The copy of the collection of his essays which I bought with my allowance that summer is something I hope to never lose. I consulted it often through college and often thereafter. Still, when I stumble across one of his quotations, my mind goes on alert.
The joys and sorrows of the older generations serve as examples for us to learn from, to emulate or, perhaps even more useful, to avoid. As age segregation becomes more ingrained in our culture, what cycles will be repeated, what misconceptions will flourish?
Today’s Des Moines Register contains an opinion piece with some important reminders from American history. Here’s something from our second President (one of the “founders” before holding that position):
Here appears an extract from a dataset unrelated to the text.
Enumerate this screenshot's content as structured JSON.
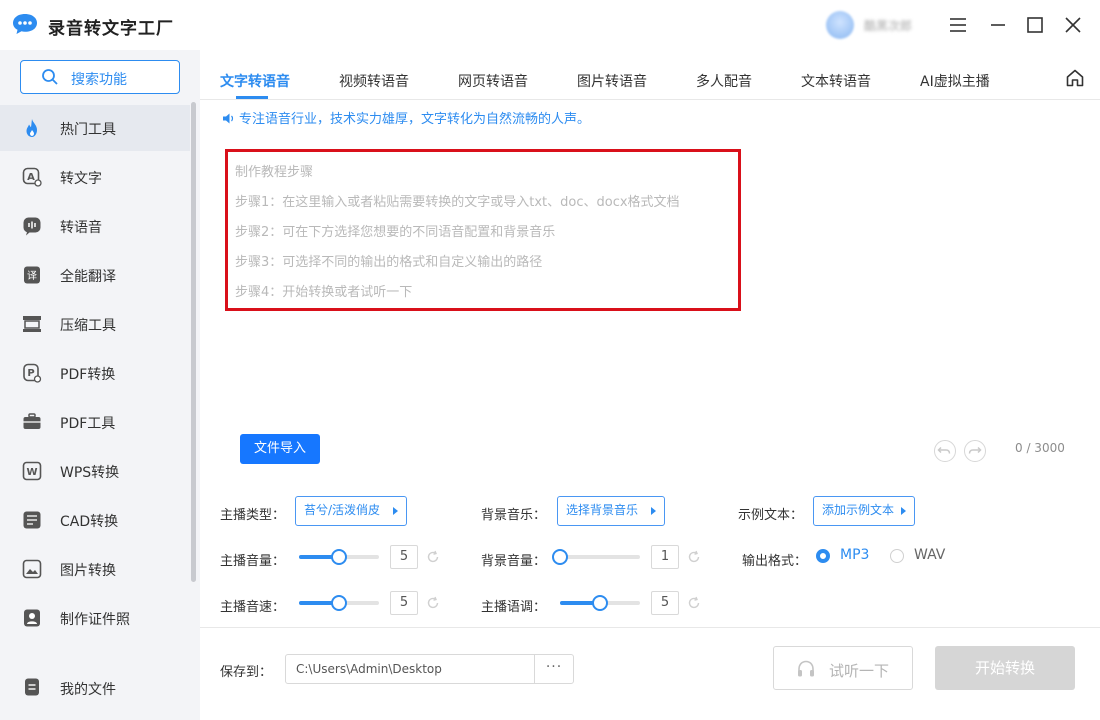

“The whole people must take upon themselves the education of the whole people and be willing to bear the expenses of it,” President John Adams declared in 1785. “There should not be a district of one mile square, without a school in it — not founded by a charitable individual, but maintained at the public expense of the people themselves.”
Of particular note for my novel in progress: By 1918 everyone was required to complete elementary school (then defined as 8th grade).
A subtheme of my novel has to do with the beauty of the Republican Party as the older members of my family grew up with it. Here’s why many of them clung to Republican Party membership for decades after it began to transform.
Yesterday, as I dribbled my ball down the fairway for the first six of eighteen holes, it came to me that I was behaving like the Cowardly Lion in the Wizard of Oz. I didn’t have the courage to hit into the ground on those fairway shots. Just thinking about the Cowardly Lion corrected my problem.